Jan 15, 2020
Co-hosts Carlos Eduardo Suprinyak, Gerardo Serra, and Scott Scheall discuss a few recent additions to the literature in the history of economic thought. Topics include the disagreement between Adam Smith and Edmund Burke over the East India Company, the evolving conceptualizations of "poverty" in African languages, and the role that policymakers' epistemic limitations may have played in the current "democratic crisis" in many Western democracies.
If you are inclined to read the papers discussed in this episode, here they are (unfortunately, some may be behind paywalls):
Gregory M. Collins: "THE LIMITS OF MERCANTILE ADMINISTRATION: ADAM SMITH AND EDMUND BURKE ON BRITAIN’S EAST INDIA COMPANY"
Rhiannon Stephens: "BEREFT, SELFISH, AND HUNGRY: GREATER LUHYIA CONCEPTS OF THE POOR IN PRECOLONIAL EAST AFRICA"
François Facchini and Mickael Melki: “THE DEMOCRATIC CRISIS AND THE KNOWLEDGE PROBLEM”
Here are links to Scott's work that he references in the episode:
"IGNORANCE AND THE INCENTIVE STRUCTURE CONFRONTING POLICYMAKERS"
F. A. HAYEK AND THE EPISTEMOLOGY OF POLITICS: THE CURIOUS TASK OF ECONOMICS

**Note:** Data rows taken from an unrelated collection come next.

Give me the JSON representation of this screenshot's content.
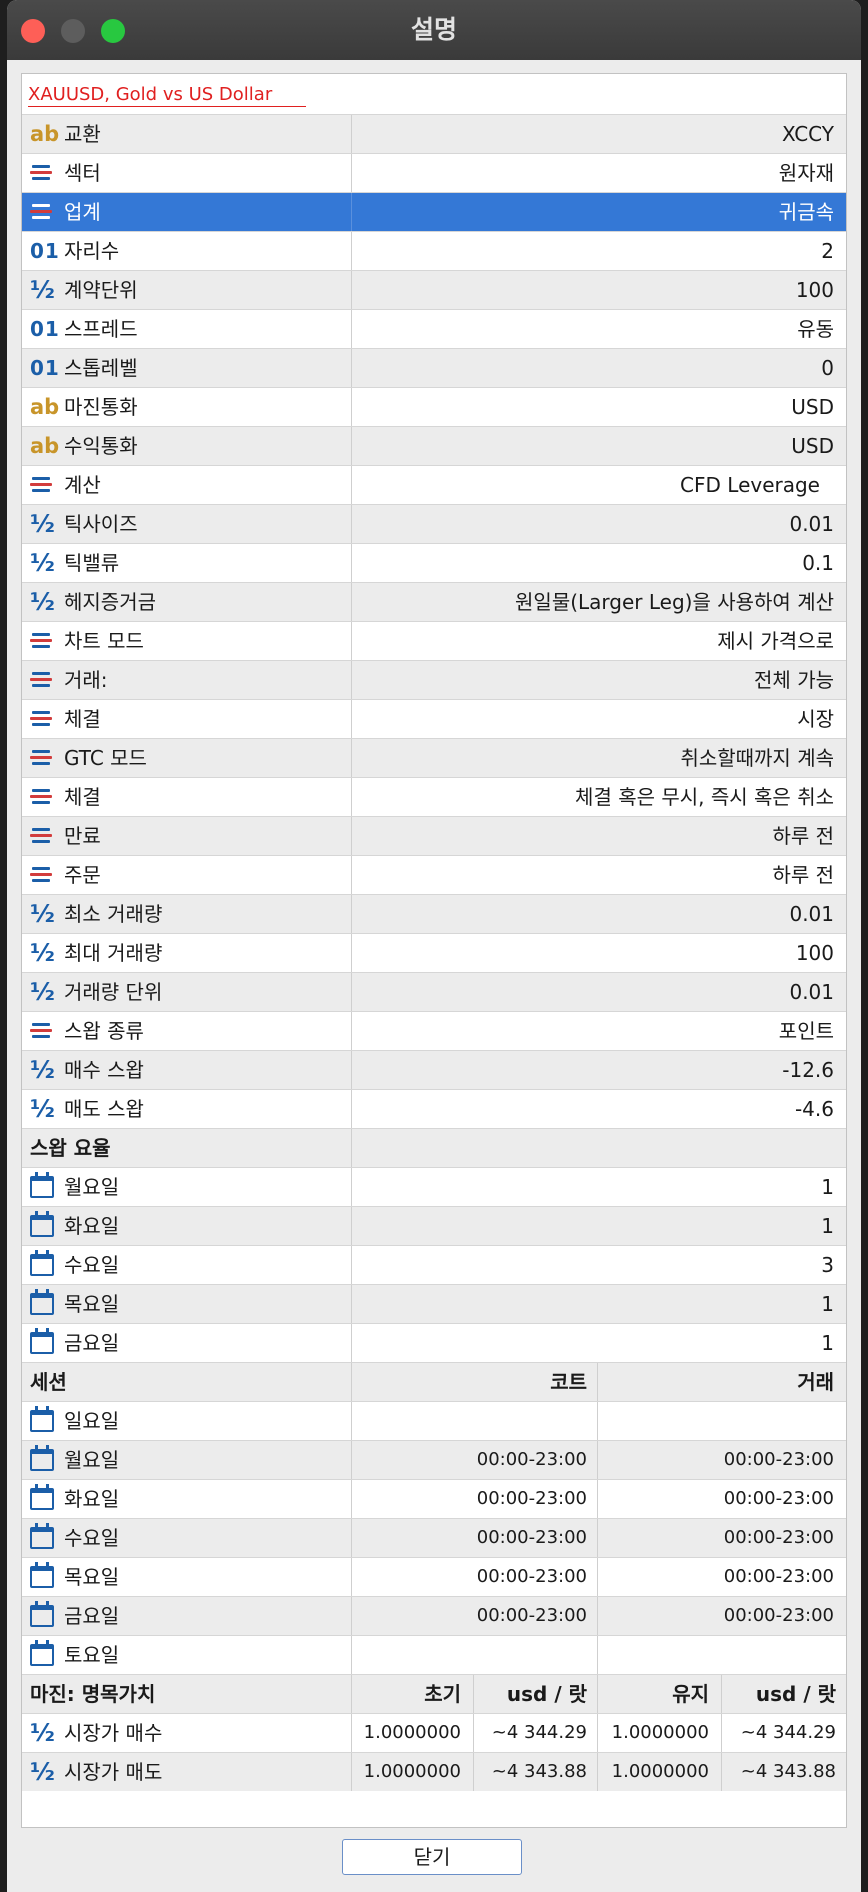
{
  "window": {
    "title": "설명"
  },
  "header": {
    "symbol_link": "XAUUSD, Gold vs US Dollar"
  },
  "specs": [
    {
      "icon": "ab",
      "label": "교환",
      "value": "XCCY"
    },
    {
      "icon": "list",
      "label": "섹터",
      "value": "원자재"
    },
    {
      "icon": "list",
      "label": "업계",
      "value": "귀금속",
      "selected": true
    },
    {
      "icon": "01",
      "label": "자리수",
      "value": "2"
    },
    {
      "icon": "half",
      "label": "계약단위",
      "value": "100"
    },
    {
      "icon": "01",
      "label": "스프레드",
      "value": "유동"
    },
    {
      "icon": "01",
      "label": "스톱레벨",
      "value": "0"
    },
    {
      "icon": "ab",
      "label": "마진통화",
      "value": "USD"
    },
    {
      "icon": "ab",
      "label": "수익통화",
      "value": "USD"
    },
    {
      "icon": "list",
      "label": "계산",
      "value": "CFD Leverage"
    },
    {
      "icon": "half",
      "label": "틱사이즈",
      "value": "0.01"
    },
    {
      "icon": "half",
      "label": "틱밸류",
      "value": "0.1"
    },
    {
      "icon": "half",
      "label": "헤지증거금",
      "value": "원일물(Larger Leg)을 사용하여 계산"
    },
    {
      "icon": "list",
      "label": "차트 모드",
      "value": "제시 가격으로"
    },
    {
      "icon": "list",
      "label": "거래:",
      "value": "전체 가능"
    },
    {
      "icon": "list",
      "label": "체결",
      "value": "시장"
    },
    {
      "icon": "list",
      "label": "GTC 모드",
      "value": "취소할때까지 계속"
    },
    {
      "icon": "list",
      "label": "체결",
      "value": "체결 혹은 무시, 즉시 혹은 취소"
    },
    {
      "icon": "list",
      "label": "만료",
      "value": "하루 전"
    },
    {
      "icon": "list",
      "label": "주문",
      "value": "하루 전"
    },
    {
      "icon": "half",
      "label": "최소 거래량",
      "value": "0.01"
    },
    {
      "icon": "half",
      "label": "최대 거래량",
      "value": "100"
    },
    {
      "icon": "half",
      "label": "거래량 단위",
      "value": "0.01"
    },
    {
      "icon": "list",
      "label": "스왑 종류",
      "value": "포인트"
    },
    {
      "icon": "half",
      "label": "매수 스왑",
      "value": "-12.6"
    },
    {
      "icon": "half",
      "label": "매도 스왑",
      "value": "-4.6"
    }
  ],
  "swap_rates": {
    "title": "스왑 요율",
    "days": [
      {
        "label": "월요일",
        "value": "1"
      },
      {
        "label": "화요일",
        "value": "1"
      },
      {
        "label": "수요일",
        "value": "3"
      },
      {
        "label": "목요일",
        "value": "1"
      },
      {
        "label": "금요일",
        "value": "1"
      }
    ]
  },
  "sessions": {
    "title": "세션",
    "col_quote": "코트",
    "col_trade": "거래",
    "days": [
      {
        "label": "일요일",
        "quote": "",
        "trade": ""
      },
      {
        "label": "월요일",
        "quote": "00:00-23:00",
        "trade": "00:00-23:00"
      },
      {
        "label": "화요일",
        "quote": "00:00-23:00",
        "trade": "00:00-23:00"
      },
      {
        "label": "수요일",
        "quote": "00:00-23:00",
        "trade": "00:00-23:00"
      },
      {
        "label": "목요일",
        "quote": "00:00-23:00",
        "trade": "00:00-23:00"
      },
      {
        "label": "금요일",
        "quote": "00:00-23:00",
        "trade": "00:00-23:00"
      },
      {
        "label": "토요일",
        "quote": "",
        "trade": ""
      }
    ]
  },
  "margin": {
    "title": "마진: 명목가치",
    "col_initial": "초기",
    "col_initial_unit": "usd / 랏",
    "col_maint": "유지",
    "col_maint_unit": "usd / 랏",
    "rows": [
      {
        "label": "시장가 매수",
        "initial": "1.0000000",
        "initial_usd": "~4 344.29",
        "maint": "1.0000000",
        "maint_usd": "~4 344.29"
      },
      {
        "label": "시장가 매도",
        "initial": "1.0000000",
        "initial_usd": "~4 343.88",
        "maint": "1.0000000",
        "maint_usd": "~4 343.88"
      }
    ]
  },
  "footer": {
    "close_label": "닫기"
  }
}
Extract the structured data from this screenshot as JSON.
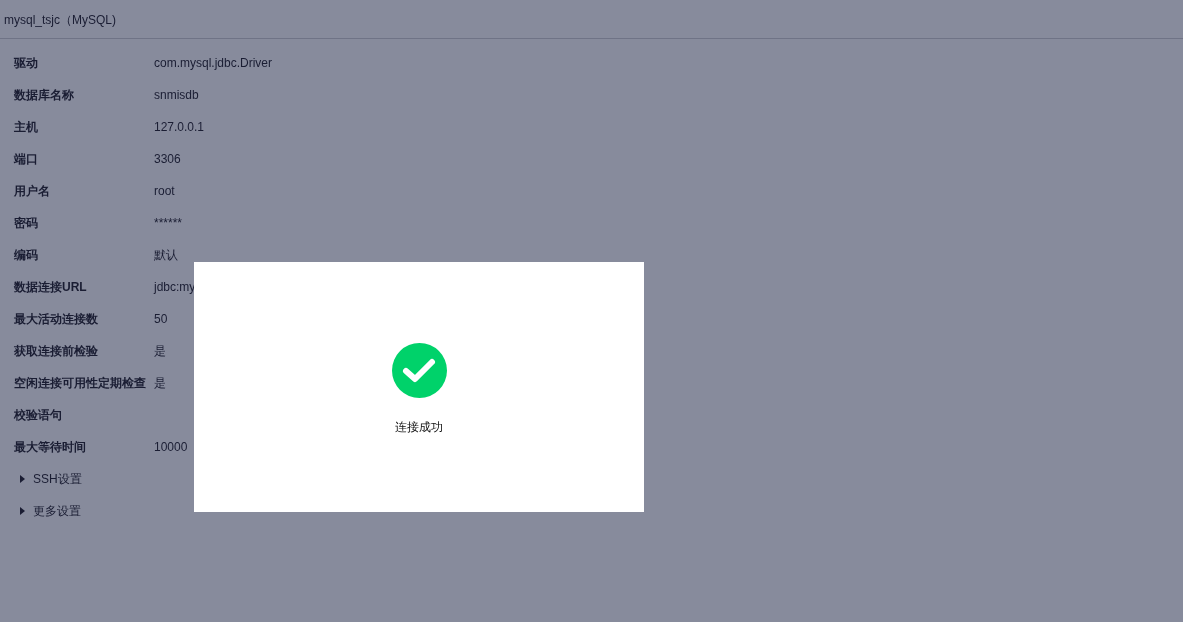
{
  "title": "mysql_tsjc（MySQL)",
  "fields": [
    {
      "label": "驱动",
      "value": "com.mysql.jdbc.Driver"
    },
    {
      "label": "数据库名称",
      "value": "snmisdb"
    },
    {
      "label": "主机",
      "value": "127.0.0.1"
    },
    {
      "label": "端口",
      "value": "3306"
    },
    {
      "label": "用户名",
      "value": "root"
    },
    {
      "label": "密码",
      "value": "******"
    },
    {
      "label": "编码",
      "value": "默认"
    },
    {
      "label": "数据连接URL",
      "value": "jdbc:my"
    },
    {
      "label": "最大活动连接数",
      "value": "50"
    },
    {
      "label": "获取连接前检验",
      "value": "是"
    },
    {
      "label": "空闲连接可用性定期检查",
      "value": "是"
    },
    {
      "label": "校验语句"
    },
    {
      "label": "最大等待时间",
      "value": "10000"
    }
  ],
  "sections": [
    {
      "label": "SSH设置",
      "expanded": false
    },
    {
      "label": "更多设置",
      "expanded": false
    }
  ],
  "dialog": {
    "message": "连接成功"
  }
}
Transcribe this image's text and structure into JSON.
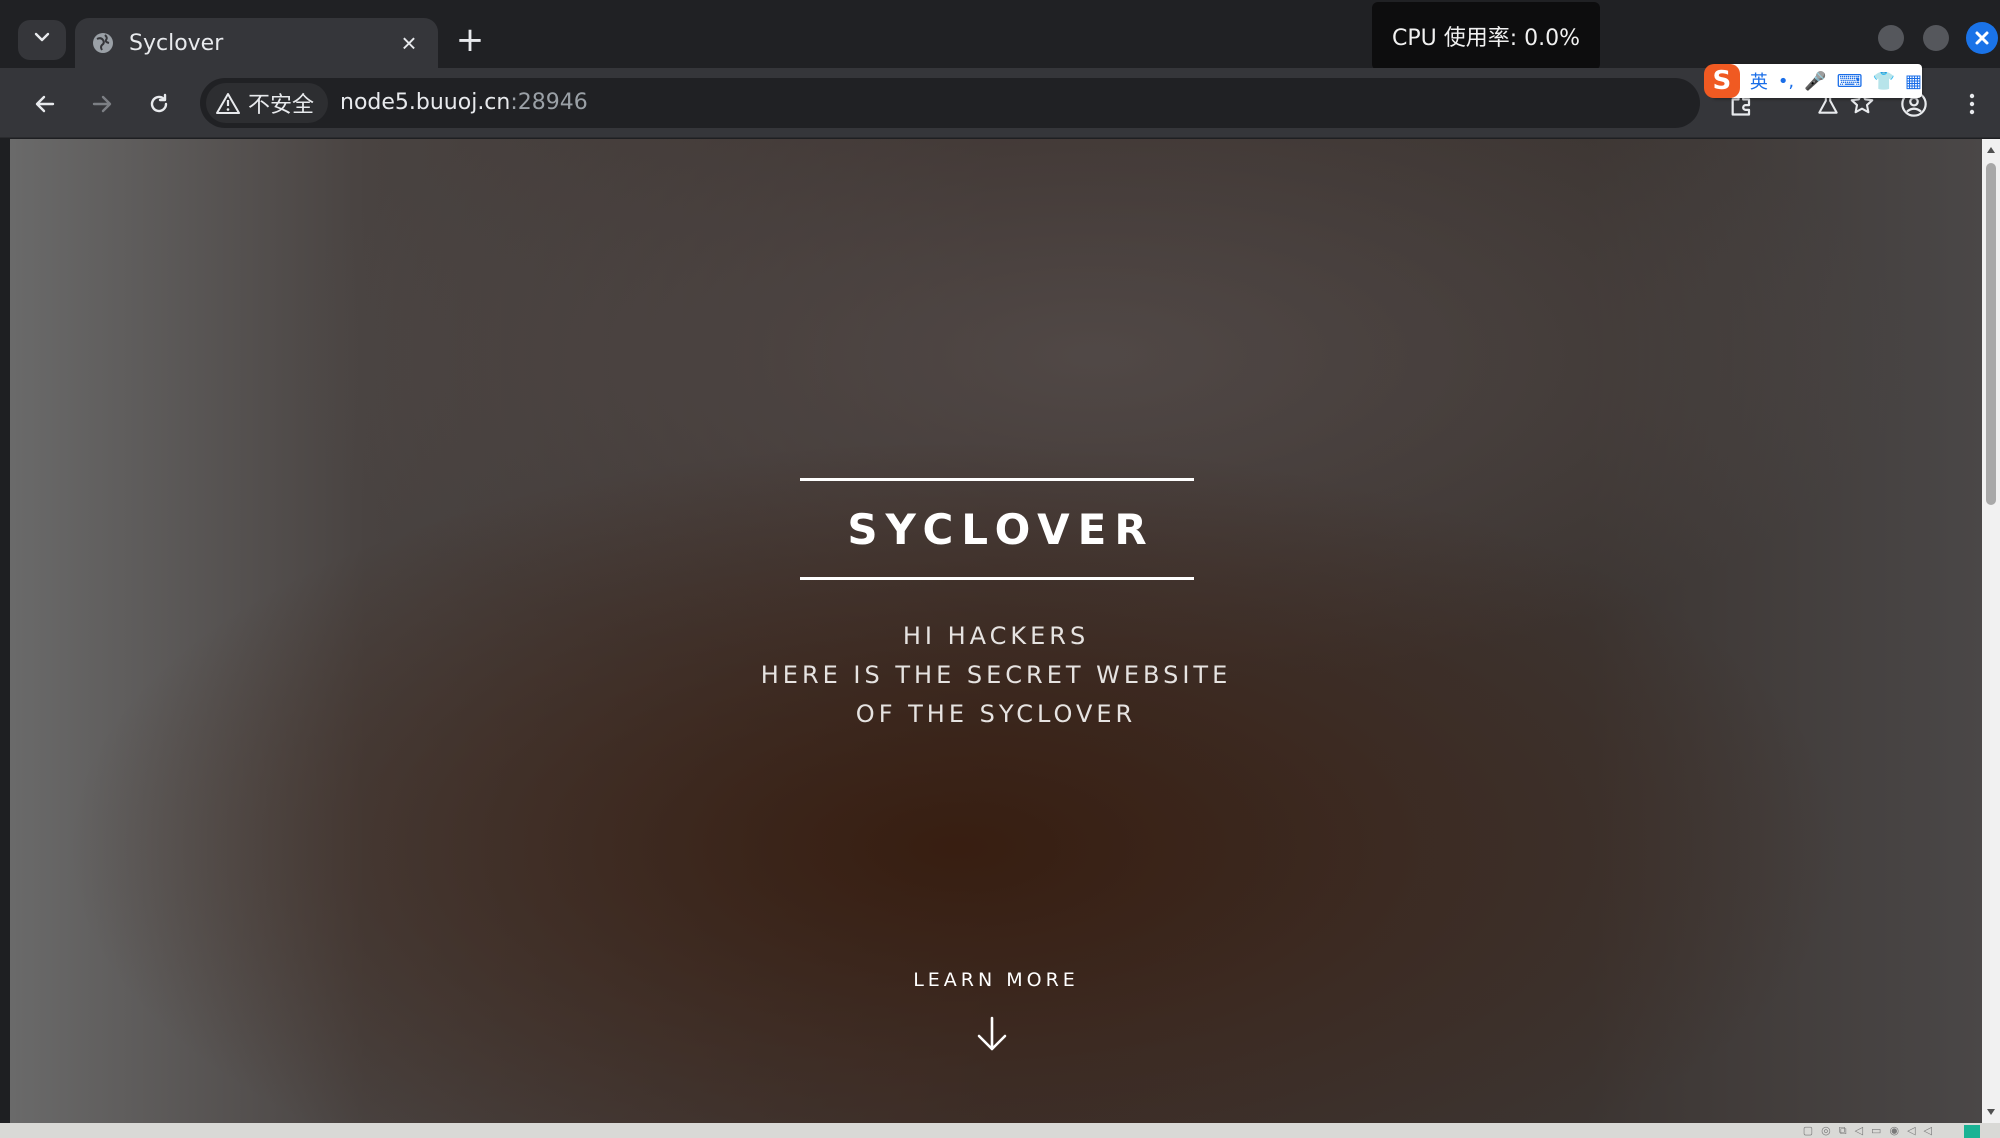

Smith and Marx Walk into a Bar is supported by a grant from the History of Economics Society: http://historyofeconomics.org